The Los Angeles Angels are undergoing some hefty changes with their organization at the ownership level, with their roster, and with their assistant coaching staff, namely John Mallee and Mike Gallego.
The changes to the coaching staff continue after manager Joe Maddon was fired last season and replaced by Phil Nevin, who then recovered a one-year contract extension this offseason.
News that hitting coach Jeremy Reed wouldn’t be returning to the team broke this week after a terrible 2022 season for the majority of the Angels’ offense outside of Mike Trout and Shohei Ohtani.
Letdowns from the rest of the roster hinted that all areas of the Angels staff could be on alert, and general manager Perry Minasian didn’t waste time shaking things up, via Jeff Fletcher of the O.C. Register:
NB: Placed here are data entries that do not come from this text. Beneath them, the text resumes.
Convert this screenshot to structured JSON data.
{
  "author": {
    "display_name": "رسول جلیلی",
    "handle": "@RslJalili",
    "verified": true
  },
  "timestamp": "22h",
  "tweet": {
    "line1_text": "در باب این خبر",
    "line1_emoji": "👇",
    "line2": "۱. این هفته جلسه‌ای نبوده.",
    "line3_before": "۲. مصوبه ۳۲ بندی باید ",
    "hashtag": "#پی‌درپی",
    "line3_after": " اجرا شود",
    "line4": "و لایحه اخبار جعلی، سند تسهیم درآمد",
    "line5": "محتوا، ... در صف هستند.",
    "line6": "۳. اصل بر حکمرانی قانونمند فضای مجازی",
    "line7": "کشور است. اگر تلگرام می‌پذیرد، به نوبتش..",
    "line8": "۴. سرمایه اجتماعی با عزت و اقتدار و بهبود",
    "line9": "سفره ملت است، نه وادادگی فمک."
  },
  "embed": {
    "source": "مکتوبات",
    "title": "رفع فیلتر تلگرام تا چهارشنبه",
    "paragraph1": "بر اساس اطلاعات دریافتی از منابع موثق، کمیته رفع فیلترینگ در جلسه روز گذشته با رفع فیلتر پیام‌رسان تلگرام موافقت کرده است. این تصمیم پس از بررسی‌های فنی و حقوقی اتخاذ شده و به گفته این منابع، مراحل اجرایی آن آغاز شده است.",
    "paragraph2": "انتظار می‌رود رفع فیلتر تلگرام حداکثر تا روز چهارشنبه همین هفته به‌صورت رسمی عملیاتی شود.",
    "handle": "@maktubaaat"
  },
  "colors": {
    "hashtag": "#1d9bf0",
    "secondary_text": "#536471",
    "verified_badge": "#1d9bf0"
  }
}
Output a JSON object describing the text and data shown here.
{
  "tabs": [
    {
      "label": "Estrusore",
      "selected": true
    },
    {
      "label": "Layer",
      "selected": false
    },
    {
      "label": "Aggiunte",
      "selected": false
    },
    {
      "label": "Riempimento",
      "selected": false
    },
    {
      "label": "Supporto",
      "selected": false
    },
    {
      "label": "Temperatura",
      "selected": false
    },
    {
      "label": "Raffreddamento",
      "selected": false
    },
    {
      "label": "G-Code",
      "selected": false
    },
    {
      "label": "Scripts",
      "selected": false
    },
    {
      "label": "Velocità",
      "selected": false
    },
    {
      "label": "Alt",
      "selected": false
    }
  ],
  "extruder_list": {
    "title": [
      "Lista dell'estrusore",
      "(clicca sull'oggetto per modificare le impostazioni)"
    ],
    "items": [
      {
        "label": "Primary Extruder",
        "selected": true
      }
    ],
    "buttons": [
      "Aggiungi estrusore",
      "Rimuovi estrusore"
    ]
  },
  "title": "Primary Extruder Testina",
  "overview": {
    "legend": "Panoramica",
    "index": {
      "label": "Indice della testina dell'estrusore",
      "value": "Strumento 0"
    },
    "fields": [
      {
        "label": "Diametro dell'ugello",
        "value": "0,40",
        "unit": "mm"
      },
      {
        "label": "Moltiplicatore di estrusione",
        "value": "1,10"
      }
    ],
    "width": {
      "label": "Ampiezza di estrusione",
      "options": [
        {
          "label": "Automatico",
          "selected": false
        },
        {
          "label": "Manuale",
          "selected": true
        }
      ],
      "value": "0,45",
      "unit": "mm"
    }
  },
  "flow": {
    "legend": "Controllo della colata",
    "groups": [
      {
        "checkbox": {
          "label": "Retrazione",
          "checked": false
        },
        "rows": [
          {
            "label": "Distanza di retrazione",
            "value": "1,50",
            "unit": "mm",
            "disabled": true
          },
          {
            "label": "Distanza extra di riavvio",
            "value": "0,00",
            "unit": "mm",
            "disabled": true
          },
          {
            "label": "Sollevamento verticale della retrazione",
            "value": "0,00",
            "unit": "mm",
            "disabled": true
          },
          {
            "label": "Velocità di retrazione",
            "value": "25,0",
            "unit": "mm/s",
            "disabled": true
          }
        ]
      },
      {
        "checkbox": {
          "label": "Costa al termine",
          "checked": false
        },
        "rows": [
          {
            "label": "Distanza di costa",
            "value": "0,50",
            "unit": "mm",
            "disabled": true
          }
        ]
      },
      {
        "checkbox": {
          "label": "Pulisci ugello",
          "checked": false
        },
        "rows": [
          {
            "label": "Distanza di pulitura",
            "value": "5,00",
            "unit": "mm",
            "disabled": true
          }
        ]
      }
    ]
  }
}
Hitting coach Jeremy Reed and assistant hitting coach John Mallee will both be replaced, the team announced.
Third base coach Mike Gallego, however, said on Wednesday night that he was told he will be transitioned to another role in the organization to be determined.
Reed had been with the team for the past four seasons and since 2019, the Angels rank near the bottom in runs scored and on-base percentage, and they are middle of the pack in slugging percentage as a club. They are one of five teams in MLB with a sub-.300 OBP and they led all of Major League Baseball in strikeout rate at 25.7%.
Mallee had been with the team in the same timeframe that Maddon was. He joined the Angels prior to the 2020 season, but in various stops around MLB, he hasn’t logged much success with the Chicago Cubs, Philadelphia Phillies, and now the Angels.
Gallego has some tenure with the Angels organization and received a promotion to third base coach after serving as director of baseball development from 2015 to the end of the 2018 season.
Perry Minasian discusses flaws with Angels roster
Heading into the 2022 season, Minasian put his focus squarely on pitching, saying it was time to make significant upgrades in that area. He signed several starters and relievers in the hopes that the Angels would finally have enough pitching to compete.
The Angels had an above-average pitching staff in all phases. They ranked ninth in ERA (3.77), 12th in WHIP (1.24), seventh in OBA (.230), and allowed the 11th-fewest home runs (168). But in a rare turn of events for an Angels roster, it was the offense that fell behind.
The Halos ranked 24th in batting average (.233), 23rd in OPS (.687), 30th in strikeouts (1,539), 25th in walks (449), and 22nd in total hits (1,265). So Minasian — in an effort to improve pitching — forgot to keep the bats afloat.